21. Y. Matsumoto. On the equivalence of algebraic formulations of knot cobordism. Japan. J. Math.., 3(1977), 81-103.
22. Y. Matsumoto. Wild embeddings of piecewise linear manifolds in codimension two. Geometric Topology, 393–428, , Academic Press, New York, 1979.
23. J. Milnor. Whitehead torsion. Bull. Amer. Math. Soc.., 72(1966), 358-426.
24. J. Milnor. On isometries of inner product spaces. Invent Math., 8(1969), 83-97.
25. J. Milnor, and D. Husemoller. Symmetric bilinear forms. Ergebnisse der Mathematik und ihrer Grenzgebiete, 73, Springer-Verlag, 1973.
26. I. Namioka. Maps of pairs in homotopy theory. Proc. London Math. Soc. (3)., 12(1962), 725-738.
27. A. Ranicki. Algebraic L-theory, I: Foundations. Proc. London Math. Soc. (3)., 27(1973), 101-125.
28. A. Ranicki. Exact sequences in the algebraic theory of surgery. Math. Notes, 26, Princeton University Press, Princeton, N.J, 1981.
29. A. Ranicki. High-dimensional knot theory: Algebraic surgery in codimension 2. Springer Monographs in Math, , Springer-Verlag, New York, 1998.
30. JL. Shaneson. Wall’s surgery obstruction groups for . Ann. of Math.., 90(1969), 296-334.

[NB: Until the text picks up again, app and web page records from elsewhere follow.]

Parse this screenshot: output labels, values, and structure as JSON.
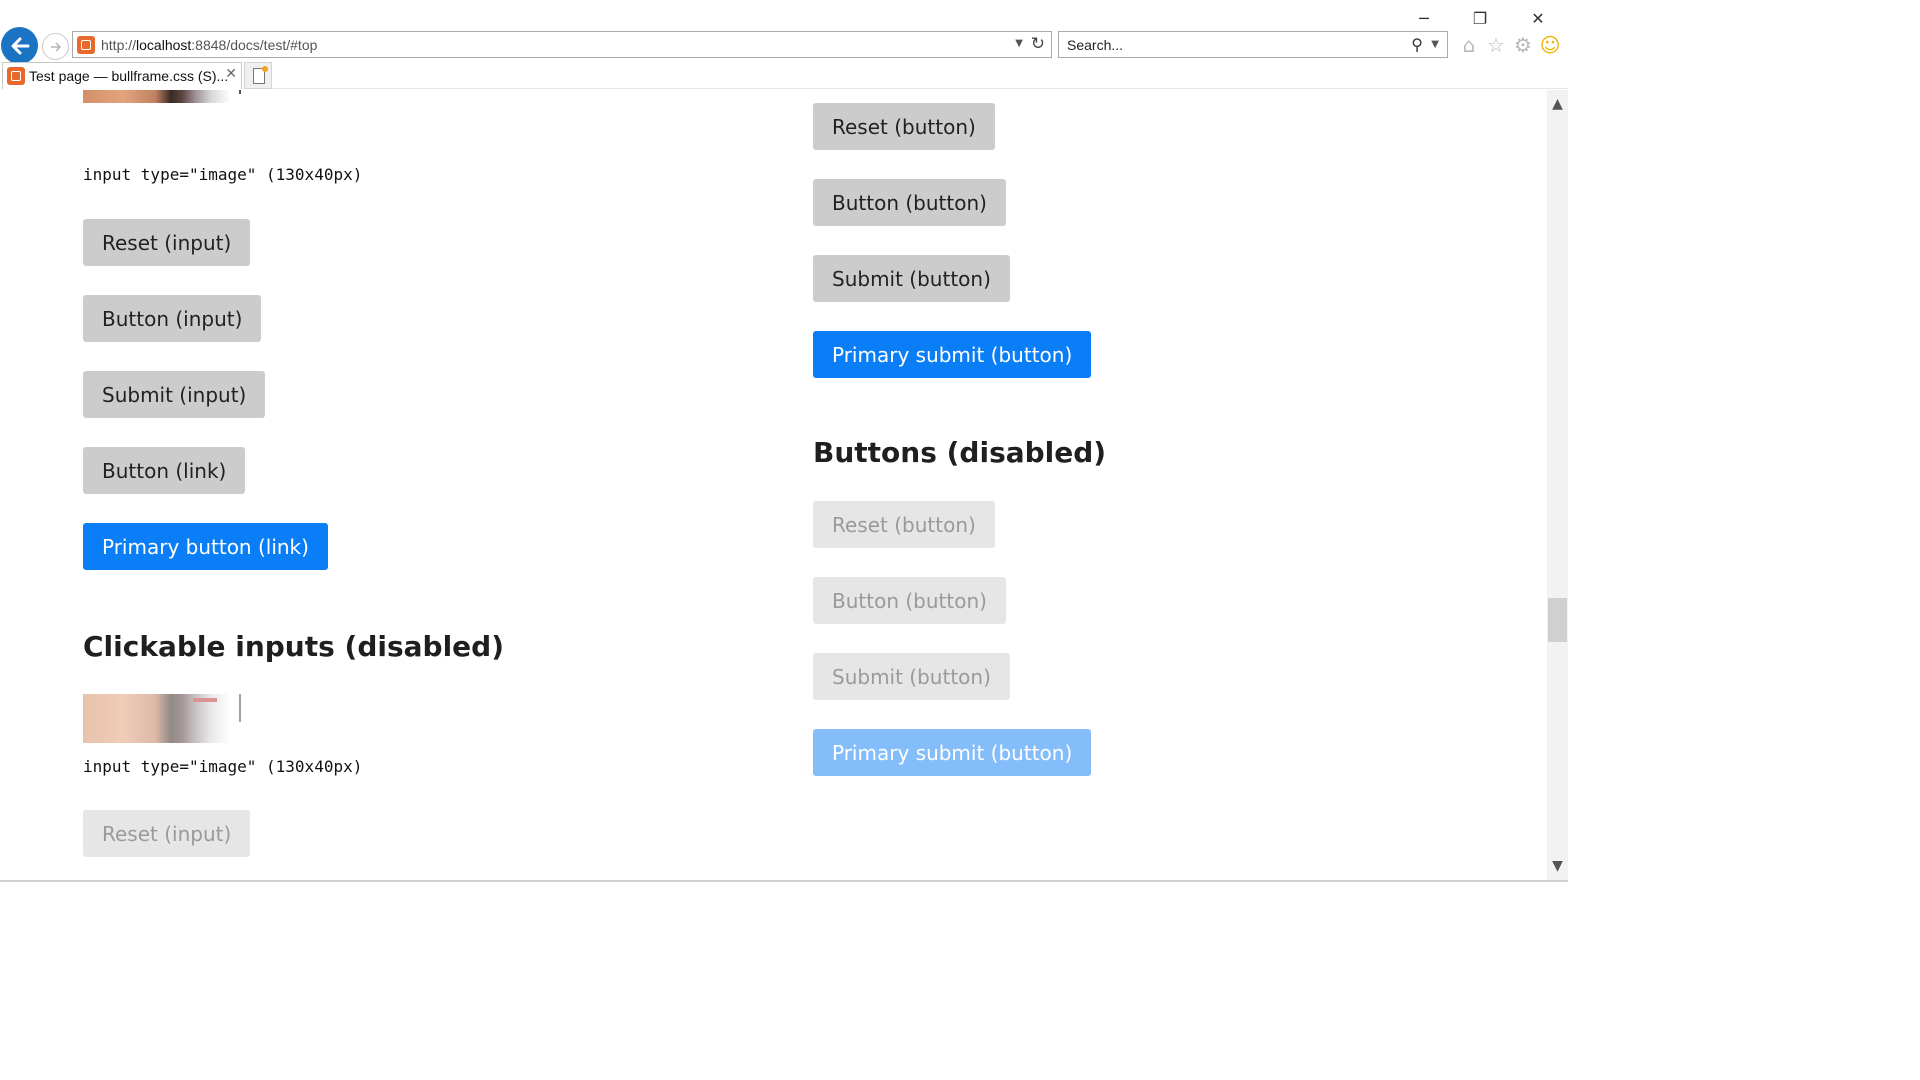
{
  "browser": {
    "url_prefix": "http://",
    "url_host": "localhost",
    "url_rest": ":8848/docs/test/#top",
    "search_placeholder": "Search...",
    "tab_title": "Test page — bullframe.css (S)...",
    "icons": {
      "back": "back-arrow-icon",
      "forward": "forward-arrow-icon",
      "refresh": "refresh-icon",
      "search": "search-icon",
      "home": "home-icon",
      "favorites": "star-icon",
      "settings": "gear-icon",
      "feedback": "smiley-icon"
    },
    "window_controls": {
      "minimize": "─",
      "restore": "❐",
      "close": "✕"
    }
  },
  "left": {
    "image_input_label": "input type=\"image\" (130x40px)",
    "buttons": [
      {
        "label": "Reset (input)",
        "primary": false
      },
      {
        "label": "Button (input)",
        "primary": false
      },
      {
        "label": "Submit (input)",
        "primary": false
      },
      {
        "label": "Button (link)",
        "primary": false
      },
      {
        "label": "Primary button (link)",
        "primary": true
      }
    ],
    "disabled_heading": "Clickable inputs (disabled)",
    "disabled_image_input_label": "input type=\"image\" (130x40px)",
    "disabled_buttons": [
      {
        "label": "Reset (input)"
      }
    ]
  },
  "right": {
    "buttons": [
      {
        "label": "Reset (button)",
        "primary": false
      },
      {
        "label": "Button (button)",
        "primary": false
      },
      {
        "label": "Submit (button)",
        "primary": false
      },
      {
        "label": "Primary submit (button)",
        "primary": true
      }
    ],
    "disabled_heading": "Buttons (disabled)",
    "disabled_buttons": [
      {
        "label": "Reset (button)",
        "primary": false
      },
      {
        "label": "Button (button)",
        "primary": false
      },
      {
        "label": "Submit (button)",
        "primary": false
      },
      {
        "label": "Primary submit (button)",
        "primary": true
      }
    ]
  },
  "colors": {
    "primary": "#0a7ef7",
    "primary_disabled": "#85bdfb",
    "button_bg": "#cccccc",
    "button_disabled_bg": "#e6e6e6"
  }
}
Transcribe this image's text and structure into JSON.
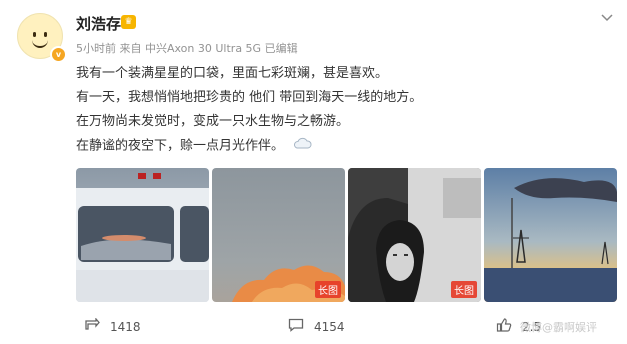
{
  "user": {
    "name": "刘浩存",
    "meta": "5小时前  来自 中兴Axon 30 Ultra 5G  已编辑"
  },
  "post": {
    "lines": [
      "我有一个装满星星的口袋，里面七彩斑斓，甚是喜欢。",
      "有一天，我想悄悄地把珍贵的 他们 带回到海天一线的地方。",
      "在万物尚未发觉时，变成一只水生物与之畅游。",
      "在静谧的夜空下，赊一点月光作伴。"
    ]
  },
  "images": [
    {
      "badge": ""
    },
    {
      "badge": "长图"
    },
    {
      "badge": "长图"
    },
    {
      "badge": ""
    }
  ],
  "actions": {
    "repost": "1418",
    "comment": "4154",
    "like": "2.5"
  },
  "watermark": "微博@霸啊娱评",
  "icons": {
    "avatar": "smiley-avatar",
    "verified": "verified-badge-icon",
    "member": "crown-icon",
    "menu": "chevron-down-icon",
    "weather": "cloud-icon",
    "repost": "repost-icon",
    "comment": "comment-icon",
    "like": "like-icon"
  }
}
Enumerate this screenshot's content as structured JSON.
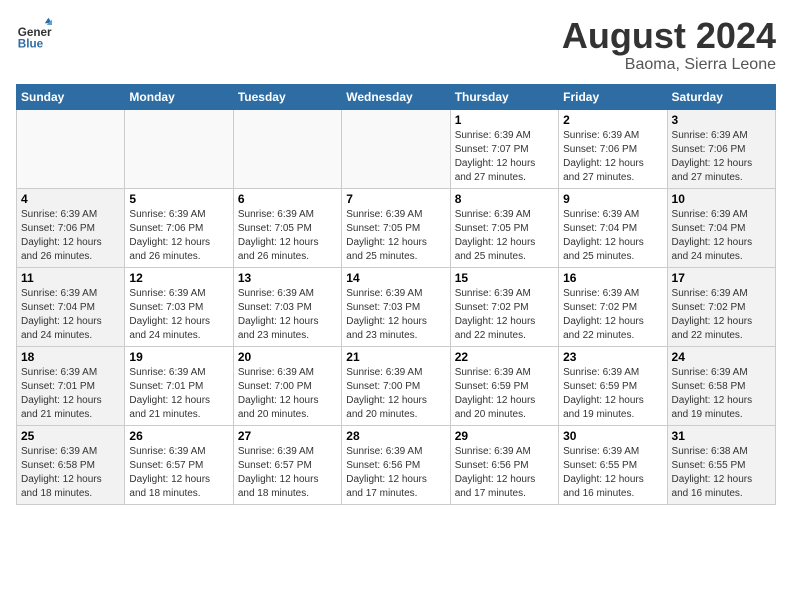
{
  "header": {
    "logo_line1": "General",
    "logo_line2": "Blue",
    "month_year": "August 2024",
    "location": "Baoma, Sierra Leone"
  },
  "weekdays": [
    "Sunday",
    "Monday",
    "Tuesday",
    "Wednesday",
    "Thursday",
    "Friday",
    "Saturday"
  ],
  "weeks": [
    [
      {
        "day": "",
        "info": ""
      },
      {
        "day": "",
        "info": ""
      },
      {
        "day": "",
        "info": ""
      },
      {
        "day": "",
        "info": ""
      },
      {
        "day": "1",
        "info": "Sunrise: 6:39 AM\nSunset: 7:07 PM\nDaylight: 12 hours\nand 27 minutes."
      },
      {
        "day": "2",
        "info": "Sunrise: 6:39 AM\nSunset: 7:06 PM\nDaylight: 12 hours\nand 27 minutes."
      },
      {
        "day": "3",
        "info": "Sunrise: 6:39 AM\nSunset: 7:06 PM\nDaylight: 12 hours\nand 27 minutes."
      }
    ],
    [
      {
        "day": "4",
        "info": "Sunrise: 6:39 AM\nSunset: 7:06 PM\nDaylight: 12 hours\nand 26 minutes."
      },
      {
        "day": "5",
        "info": "Sunrise: 6:39 AM\nSunset: 7:06 PM\nDaylight: 12 hours\nand 26 minutes."
      },
      {
        "day": "6",
        "info": "Sunrise: 6:39 AM\nSunset: 7:05 PM\nDaylight: 12 hours\nand 26 minutes."
      },
      {
        "day": "7",
        "info": "Sunrise: 6:39 AM\nSunset: 7:05 PM\nDaylight: 12 hours\nand 25 minutes."
      },
      {
        "day": "8",
        "info": "Sunrise: 6:39 AM\nSunset: 7:05 PM\nDaylight: 12 hours\nand 25 minutes."
      },
      {
        "day": "9",
        "info": "Sunrise: 6:39 AM\nSunset: 7:04 PM\nDaylight: 12 hours\nand 25 minutes."
      },
      {
        "day": "10",
        "info": "Sunrise: 6:39 AM\nSunset: 7:04 PM\nDaylight: 12 hours\nand 24 minutes."
      }
    ],
    [
      {
        "day": "11",
        "info": "Sunrise: 6:39 AM\nSunset: 7:04 PM\nDaylight: 12 hours\nand 24 minutes."
      },
      {
        "day": "12",
        "info": "Sunrise: 6:39 AM\nSunset: 7:03 PM\nDaylight: 12 hours\nand 24 minutes."
      },
      {
        "day": "13",
        "info": "Sunrise: 6:39 AM\nSunset: 7:03 PM\nDaylight: 12 hours\nand 23 minutes."
      },
      {
        "day": "14",
        "info": "Sunrise: 6:39 AM\nSunset: 7:03 PM\nDaylight: 12 hours\nand 23 minutes."
      },
      {
        "day": "15",
        "info": "Sunrise: 6:39 AM\nSunset: 7:02 PM\nDaylight: 12 hours\nand 22 minutes."
      },
      {
        "day": "16",
        "info": "Sunrise: 6:39 AM\nSunset: 7:02 PM\nDaylight: 12 hours\nand 22 minutes."
      },
      {
        "day": "17",
        "info": "Sunrise: 6:39 AM\nSunset: 7:02 PM\nDaylight: 12 hours\nand 22 minutes."
      }
    ],
    [
      {
        "day": "18",
        "info": "Sunrise: 6:39 AM\nSunset: 7:01 PM\nDaylight: 12 hours\nand 21 minutes."
      },
      {
        "day": "19",
        "info": "Sunrise: 6:39 AM\nSunset: 7:01 PM\nDaylight: 12 hours\nand 21 minutes."
      },
      {
        "day": "20",
        "info": "Sunrise: 6:39 AM\nSunset: 7:00 PM\nDaylight: 12 hours\nand 20 minutes."
      },
      {
        "day": "21",
        "info": "Sunrise: 6:39 AM\nSunset: 7:00 PM\nDaylight: 12 hours\nand 20 minutes."
      },
      {
        "day": "22",
        "info": "Sunrise: 6:39 AM\nSunset: 6:59 PM\nDaylight: 12 hours\nand 20 minutes."
      },
      {
        "day": "23",
        "info": "Sunrise: 6:39 AM\nSunset: 6:59 PM\nDaylight: 12 hours\nand 19 minutes."
      },
      {
        "day": "24",
        "info": "Sunrise: 6:39 AM\nSunset: 6:58 PM\nDaylight: 12 hours\nand 19 minutes."
      }
    ],
    [
      {
        "day": "25",
        "info": "Sunrise: 6:39 AM\nSunset: 6:58 PM\nDaylight: 12 hours\nand 18 minutes."
      },
      {
        "day": "26",
        "info": "Sunrise: 6:39 AM\nSunset: 6:57 PM\nDaylight: 12 hours\nand 18 minutes."
      },
      {
        "day": "27",
        "info": "Sunrise: 6:39 AM\nSunset: 6:57 PM\nDaylight: 12 hours\nand 18 minutes."
      },
      {
        "day": "28",
        "info": "Sunrise: 6:39 AM\nSunset: 6:56 PM\nDaylight: 12 hours\nand 17 minutes."
      },
      {
        "day": "29",
        "info": "Sunrise: 6:39 AM\nSunset: 6:56 PM\nDaylight: 12 hours\nand 17 minutes."
      },
      {
        "day": "30",
        "info": "Sunrise: 6:39 AM\nSunset: 6:55 PM\nDaylight: 12 hours\nand 16 minutes."
      },
      {
        "day": "31",
        "info": "Sunrise: 6:38 AM\nSunset: 6:55 PM\nDaylight: 12 hours\nand 16 minutes."
      }
    ]
  ]
}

31. JL. Shaneson. Hermitian K-theory in topology. Algebraic K-theory, III: Hermitian K-theory and geometric applications, 1–40, 343, Springer-Verlag, 1973. Lecture Noes in Math..
32. CTC. Wall. Surgery on compact manifolds. London Mathematical Society Monographs, 1, Academic Press, New York, 1970.